In Prince Edward County there is a ferry which connects two parts of highway 33. The Glenora Ferry runs every 15 minutes or so between a flat peninsula at the eastern end to the side of a cliff on the west. What most ferry passengers do not realize is that they reach the western shore, they are within throwing distance of a lost treasure. Rumor has it that there is a cave some 50 feet from the top, which can only be reached by a narrow path along the face of the cliff.
The Seven Years War was fought in many parts of the new world in the mid-eighteenth century, between the English and the French. Some more famous battles included the siege of Louisburg, in Nova Scotia and a lesser known skirmish between two Generals named Wolfe and Montcalm on the Plains of Abraham.
In or about the year of 1759, a French admiral watched from a cave above what is today the Glenora Ferry, while the British and French fleets fought one of the last marine battles of the war.
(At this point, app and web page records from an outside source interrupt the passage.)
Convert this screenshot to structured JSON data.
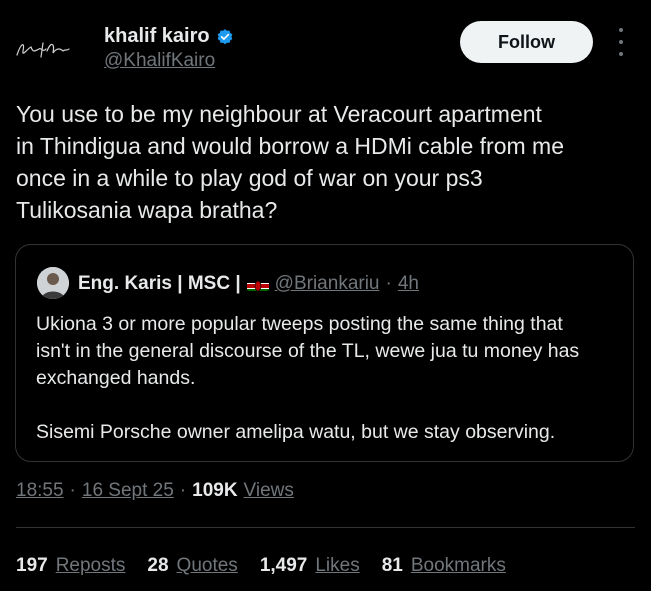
{
  "author": {
    "avatar_signature": "Khalif Kairo",
    "display_name": "khalif kairo",
    "handle": "@KhalifKairo",
    "verified_icon": "verified-badge-icon",
    "verified_color": "#1d9bf0"
  },
  "actions": {
    "follow_label": "Follow",
    "more_icon": "more-vertical-icon"
  },
  "tweet": {
    "text": "You use to be my neighbour at Veracourt apartment\nin Thindigua and would borrow a HDMi cable from me\nonce in a while to play god of war on your ps3\nTulikosania wapa bratha?"
  },
  "quote": {
    "name": "Eng. Karis | MSC |",
    "flag_icon": "kenya-flag-icon",
    "handle": "@Briankariu",
    "separator": "·",
    "time": "4h",
    "body": "Ukiona 3 or more popular tweeps posting the same thing that\nisn't in the general discourse of the TL, wewe jua tu money has\nexchanged hands.\n\nSisemi Porsche owner amelipa watu, but we stay observing."
  },
  "meta": {
    "time": "18:55",
    "sep1": "·",
    "date": "16 Sept 25",
    "sep2": "·",
    "views_count": "109K",
    "views_label": "Views"
  },
  "stats": [
    {
      "count": "197",
      "label": "Reposts"
    },
    {
      "count": "28",
      "label": "Quotes"
    },
    {
      "count": "1,497",
      "label": "Likes"
    },
    {
      "count": "81",
      "label": "Bookmarks"
    }
  ],
  "colors": {
    "background": "#000000",
    "text": "#e7e9ea",
    "muted": "#71767b",
    "border": "#2f3336",
    "button_bg": "#eff3f4"
  }
}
Fearing defeat, the admiral hid all his treasure in the room-sized cave and sealed the small entrance to it.
There is no record to suggest that the admiral ever returned to reclaim the Glenora Treasure.
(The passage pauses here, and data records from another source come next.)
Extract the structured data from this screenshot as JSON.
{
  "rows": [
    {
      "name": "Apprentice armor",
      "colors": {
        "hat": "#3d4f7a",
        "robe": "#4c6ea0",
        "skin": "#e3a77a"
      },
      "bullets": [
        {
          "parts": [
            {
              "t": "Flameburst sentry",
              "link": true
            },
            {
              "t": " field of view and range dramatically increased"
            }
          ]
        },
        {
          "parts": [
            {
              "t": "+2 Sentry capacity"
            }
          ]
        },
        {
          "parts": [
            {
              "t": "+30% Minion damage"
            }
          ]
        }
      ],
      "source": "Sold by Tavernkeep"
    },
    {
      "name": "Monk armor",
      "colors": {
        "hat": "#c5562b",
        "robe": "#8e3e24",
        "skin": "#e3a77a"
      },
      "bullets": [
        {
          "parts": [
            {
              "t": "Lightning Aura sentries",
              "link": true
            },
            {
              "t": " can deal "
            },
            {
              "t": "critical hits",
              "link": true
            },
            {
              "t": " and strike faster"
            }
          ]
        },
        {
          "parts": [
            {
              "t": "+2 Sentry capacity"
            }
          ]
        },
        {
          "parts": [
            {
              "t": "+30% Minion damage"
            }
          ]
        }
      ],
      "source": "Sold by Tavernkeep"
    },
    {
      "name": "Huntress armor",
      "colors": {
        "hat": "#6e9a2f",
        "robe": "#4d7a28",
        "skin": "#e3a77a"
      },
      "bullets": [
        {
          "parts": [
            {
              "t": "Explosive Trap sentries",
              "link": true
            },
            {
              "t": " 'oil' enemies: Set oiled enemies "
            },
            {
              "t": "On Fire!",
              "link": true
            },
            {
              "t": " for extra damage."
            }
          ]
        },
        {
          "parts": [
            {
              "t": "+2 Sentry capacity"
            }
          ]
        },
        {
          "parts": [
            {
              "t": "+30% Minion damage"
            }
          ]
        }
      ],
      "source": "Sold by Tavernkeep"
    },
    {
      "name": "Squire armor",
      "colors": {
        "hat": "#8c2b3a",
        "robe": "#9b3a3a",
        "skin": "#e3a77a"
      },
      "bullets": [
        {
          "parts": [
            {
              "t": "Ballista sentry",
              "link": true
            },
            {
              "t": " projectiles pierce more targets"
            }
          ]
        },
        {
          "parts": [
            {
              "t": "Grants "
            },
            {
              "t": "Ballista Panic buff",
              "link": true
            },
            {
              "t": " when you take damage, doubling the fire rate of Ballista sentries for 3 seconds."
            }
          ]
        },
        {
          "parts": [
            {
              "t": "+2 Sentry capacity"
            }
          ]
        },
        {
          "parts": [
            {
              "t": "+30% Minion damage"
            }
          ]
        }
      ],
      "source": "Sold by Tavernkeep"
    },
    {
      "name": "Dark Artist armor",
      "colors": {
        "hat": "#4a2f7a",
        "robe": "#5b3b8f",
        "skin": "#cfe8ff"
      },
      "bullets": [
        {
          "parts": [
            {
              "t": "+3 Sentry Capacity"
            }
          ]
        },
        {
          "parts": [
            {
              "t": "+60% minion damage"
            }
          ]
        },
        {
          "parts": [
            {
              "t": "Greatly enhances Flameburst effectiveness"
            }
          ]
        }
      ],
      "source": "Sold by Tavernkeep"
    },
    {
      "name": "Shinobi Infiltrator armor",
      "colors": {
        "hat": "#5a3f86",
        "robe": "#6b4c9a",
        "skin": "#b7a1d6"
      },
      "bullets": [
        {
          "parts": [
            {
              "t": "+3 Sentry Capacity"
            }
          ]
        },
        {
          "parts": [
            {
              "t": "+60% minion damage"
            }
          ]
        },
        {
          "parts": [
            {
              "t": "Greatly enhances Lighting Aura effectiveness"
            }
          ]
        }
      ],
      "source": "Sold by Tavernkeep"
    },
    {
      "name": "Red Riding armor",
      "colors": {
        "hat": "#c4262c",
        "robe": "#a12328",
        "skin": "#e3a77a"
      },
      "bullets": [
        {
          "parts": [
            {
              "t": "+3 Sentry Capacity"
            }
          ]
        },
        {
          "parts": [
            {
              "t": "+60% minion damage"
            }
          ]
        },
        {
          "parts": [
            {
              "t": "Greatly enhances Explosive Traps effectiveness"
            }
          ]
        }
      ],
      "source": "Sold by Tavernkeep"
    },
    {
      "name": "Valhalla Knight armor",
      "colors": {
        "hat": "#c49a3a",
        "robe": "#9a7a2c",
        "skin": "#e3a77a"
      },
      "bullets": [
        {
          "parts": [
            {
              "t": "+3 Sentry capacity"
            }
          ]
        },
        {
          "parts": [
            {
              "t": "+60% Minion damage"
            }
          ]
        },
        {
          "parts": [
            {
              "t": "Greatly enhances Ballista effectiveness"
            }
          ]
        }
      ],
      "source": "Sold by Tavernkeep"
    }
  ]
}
Is the Glenora Treasure still waiting somewhere high up on the cliff?